In my mind, the whole visit thing goes down smoothly. We arrive, we kick off our shoes, and we don't put them on again for a whole month because all we do is lay on the beach and read 56 novels each and occasionally we get up for food. Maybe we venture out into the hinterlands and we take some pictures and we find a cave or a pile of rocks and we feel like we've explored. We ask around about where 2 ex-pats can live and we get used to wearing white linen. Here's what's missing from this la-la land adventure: other people. There isn't anyone standing in the way of our being completely and totally lazy. There certainly aren't any criminals. So, when my friend wrote that she'd been mugged, I finally came back to earth. Right. There will be other things to navigate besides palm trees and pina coladas, dummy. Get this: people may not want us there. And even if most of them are cool with us, there are still the rogue few who can see only our wristwatches and passports.

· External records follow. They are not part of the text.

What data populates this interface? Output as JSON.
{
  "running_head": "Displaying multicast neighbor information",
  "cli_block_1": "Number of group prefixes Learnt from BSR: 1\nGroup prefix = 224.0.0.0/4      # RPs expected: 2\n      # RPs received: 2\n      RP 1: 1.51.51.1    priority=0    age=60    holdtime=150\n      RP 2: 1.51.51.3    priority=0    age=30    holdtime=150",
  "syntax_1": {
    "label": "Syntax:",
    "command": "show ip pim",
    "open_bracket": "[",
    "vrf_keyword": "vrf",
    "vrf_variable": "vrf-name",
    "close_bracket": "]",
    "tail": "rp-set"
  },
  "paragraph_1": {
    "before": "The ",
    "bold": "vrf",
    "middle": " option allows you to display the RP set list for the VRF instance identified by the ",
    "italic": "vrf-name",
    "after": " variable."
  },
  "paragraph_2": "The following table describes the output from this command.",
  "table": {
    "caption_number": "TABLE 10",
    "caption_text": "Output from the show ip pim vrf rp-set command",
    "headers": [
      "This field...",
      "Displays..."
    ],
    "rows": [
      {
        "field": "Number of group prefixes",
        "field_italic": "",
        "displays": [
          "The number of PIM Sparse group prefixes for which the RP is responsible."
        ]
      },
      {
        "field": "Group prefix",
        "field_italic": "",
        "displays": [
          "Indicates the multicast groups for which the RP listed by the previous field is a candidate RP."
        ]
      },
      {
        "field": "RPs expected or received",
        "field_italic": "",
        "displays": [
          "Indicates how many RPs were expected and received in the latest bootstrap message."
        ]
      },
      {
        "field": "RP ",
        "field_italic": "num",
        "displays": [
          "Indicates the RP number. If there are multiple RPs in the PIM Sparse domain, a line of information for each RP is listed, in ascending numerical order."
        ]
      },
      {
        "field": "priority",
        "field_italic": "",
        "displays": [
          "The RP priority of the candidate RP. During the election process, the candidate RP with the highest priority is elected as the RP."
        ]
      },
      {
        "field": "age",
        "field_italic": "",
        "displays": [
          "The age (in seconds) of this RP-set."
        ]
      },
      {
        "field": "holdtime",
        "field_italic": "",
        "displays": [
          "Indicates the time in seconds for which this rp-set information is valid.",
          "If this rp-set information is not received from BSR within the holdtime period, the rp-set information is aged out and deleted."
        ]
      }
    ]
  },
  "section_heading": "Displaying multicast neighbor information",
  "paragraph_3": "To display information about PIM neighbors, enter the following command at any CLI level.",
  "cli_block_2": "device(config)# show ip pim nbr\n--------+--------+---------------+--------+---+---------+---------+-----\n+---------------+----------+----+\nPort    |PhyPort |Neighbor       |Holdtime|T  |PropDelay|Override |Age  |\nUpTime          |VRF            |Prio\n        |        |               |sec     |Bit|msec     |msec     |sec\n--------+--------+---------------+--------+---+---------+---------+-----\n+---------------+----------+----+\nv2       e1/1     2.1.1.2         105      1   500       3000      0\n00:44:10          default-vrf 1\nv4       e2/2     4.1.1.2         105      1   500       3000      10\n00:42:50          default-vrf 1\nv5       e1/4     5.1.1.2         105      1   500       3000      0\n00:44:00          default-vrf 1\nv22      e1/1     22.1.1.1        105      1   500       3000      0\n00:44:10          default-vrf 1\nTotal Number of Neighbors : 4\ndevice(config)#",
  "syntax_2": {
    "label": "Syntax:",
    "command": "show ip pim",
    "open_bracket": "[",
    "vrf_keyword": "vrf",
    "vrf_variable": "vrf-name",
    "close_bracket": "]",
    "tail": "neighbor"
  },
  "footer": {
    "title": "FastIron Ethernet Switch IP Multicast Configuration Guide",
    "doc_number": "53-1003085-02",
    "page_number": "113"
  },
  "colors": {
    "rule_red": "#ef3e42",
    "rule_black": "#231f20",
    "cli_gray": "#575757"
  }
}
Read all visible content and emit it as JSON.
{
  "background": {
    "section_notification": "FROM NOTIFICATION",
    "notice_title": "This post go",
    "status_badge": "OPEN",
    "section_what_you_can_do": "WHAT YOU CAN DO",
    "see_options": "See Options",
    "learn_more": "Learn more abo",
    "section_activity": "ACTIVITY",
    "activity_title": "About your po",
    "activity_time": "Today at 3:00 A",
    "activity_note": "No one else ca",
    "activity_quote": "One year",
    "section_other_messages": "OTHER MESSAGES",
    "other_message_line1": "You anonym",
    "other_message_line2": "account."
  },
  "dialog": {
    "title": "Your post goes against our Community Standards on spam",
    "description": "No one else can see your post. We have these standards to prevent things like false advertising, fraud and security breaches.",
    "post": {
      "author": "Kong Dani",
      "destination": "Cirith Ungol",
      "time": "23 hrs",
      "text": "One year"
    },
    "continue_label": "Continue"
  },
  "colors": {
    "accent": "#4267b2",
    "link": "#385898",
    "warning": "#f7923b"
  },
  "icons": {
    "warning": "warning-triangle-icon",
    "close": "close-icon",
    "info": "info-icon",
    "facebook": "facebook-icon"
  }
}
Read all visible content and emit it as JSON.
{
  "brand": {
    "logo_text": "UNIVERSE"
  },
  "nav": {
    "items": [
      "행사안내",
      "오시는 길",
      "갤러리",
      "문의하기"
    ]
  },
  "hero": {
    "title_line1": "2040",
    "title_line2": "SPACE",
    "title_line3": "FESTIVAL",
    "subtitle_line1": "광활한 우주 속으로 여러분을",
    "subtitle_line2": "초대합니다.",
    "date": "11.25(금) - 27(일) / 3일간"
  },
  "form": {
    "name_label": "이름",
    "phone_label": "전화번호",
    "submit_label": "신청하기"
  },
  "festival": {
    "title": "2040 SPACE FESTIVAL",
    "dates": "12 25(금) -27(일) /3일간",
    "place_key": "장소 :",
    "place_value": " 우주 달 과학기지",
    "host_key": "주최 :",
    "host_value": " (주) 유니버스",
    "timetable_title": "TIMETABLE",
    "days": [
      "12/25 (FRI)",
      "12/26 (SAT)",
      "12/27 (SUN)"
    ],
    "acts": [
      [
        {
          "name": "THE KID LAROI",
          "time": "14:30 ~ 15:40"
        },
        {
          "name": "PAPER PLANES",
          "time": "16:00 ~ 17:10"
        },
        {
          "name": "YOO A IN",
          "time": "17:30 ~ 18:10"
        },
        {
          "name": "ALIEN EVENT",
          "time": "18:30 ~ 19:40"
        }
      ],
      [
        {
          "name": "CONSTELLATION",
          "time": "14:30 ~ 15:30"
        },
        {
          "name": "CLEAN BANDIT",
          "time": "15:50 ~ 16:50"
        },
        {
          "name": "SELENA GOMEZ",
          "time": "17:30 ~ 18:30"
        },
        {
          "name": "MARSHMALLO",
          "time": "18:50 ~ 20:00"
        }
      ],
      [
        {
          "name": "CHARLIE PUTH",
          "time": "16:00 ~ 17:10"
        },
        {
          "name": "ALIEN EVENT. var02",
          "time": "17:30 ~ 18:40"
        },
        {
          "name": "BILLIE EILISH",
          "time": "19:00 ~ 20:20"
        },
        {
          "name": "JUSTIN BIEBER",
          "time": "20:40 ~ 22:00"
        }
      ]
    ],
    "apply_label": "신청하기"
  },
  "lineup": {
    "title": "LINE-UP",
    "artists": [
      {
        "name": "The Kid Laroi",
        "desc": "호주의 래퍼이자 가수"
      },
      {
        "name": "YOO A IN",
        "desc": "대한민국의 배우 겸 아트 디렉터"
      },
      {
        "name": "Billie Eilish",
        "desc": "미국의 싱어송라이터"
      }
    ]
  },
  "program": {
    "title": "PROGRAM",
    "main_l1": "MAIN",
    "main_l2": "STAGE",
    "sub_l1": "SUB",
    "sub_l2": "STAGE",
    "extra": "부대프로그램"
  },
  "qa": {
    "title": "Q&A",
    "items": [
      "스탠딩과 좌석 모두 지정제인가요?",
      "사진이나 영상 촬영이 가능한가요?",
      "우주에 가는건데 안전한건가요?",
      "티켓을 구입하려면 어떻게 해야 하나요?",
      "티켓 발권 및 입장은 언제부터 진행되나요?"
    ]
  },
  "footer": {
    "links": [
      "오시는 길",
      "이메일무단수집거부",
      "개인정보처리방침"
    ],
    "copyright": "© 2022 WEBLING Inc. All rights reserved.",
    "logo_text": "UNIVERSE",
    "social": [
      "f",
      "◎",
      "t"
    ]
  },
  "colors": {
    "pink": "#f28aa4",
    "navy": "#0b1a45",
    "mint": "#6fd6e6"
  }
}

On a totally separate note, the garden is coming along nicely. All the angst I felt about how big a job it was going to be is melting away. We've cleared out three beds and put our seeds in. Here's what we're growing this year: beans, peas, tomatoes (at least six different kinds), turnips, beets, radishes, squash, pumpkins, cucumbers and zucchini. I've also got parsley, thyme, basil, marjoram, chives, mint, and cilantro starting in the greenhouse (which has finally mostly been rid of its former occupants, the rats). Alongside the herbs in the greenhouse are rows and rows of pots with zinnia and sunflower seeds in them. This is the first year I have ever really grown flowers from seeds and I'm pretty excited to see how they turn out. The apple trees and the rest of the fruit trees are flowering. I hope the bees come back this year. The raspberries are finally breathing now that we've got some of the grass cleared out from around their bases, and the strawberries are being weeded one plant at a time. The rhubarb is also exploding like something from another planet. There's so much stinkin' fruit on this property, it's almost too much to manage. It's been amazing to watch everything return to green. Summer's gonna rock.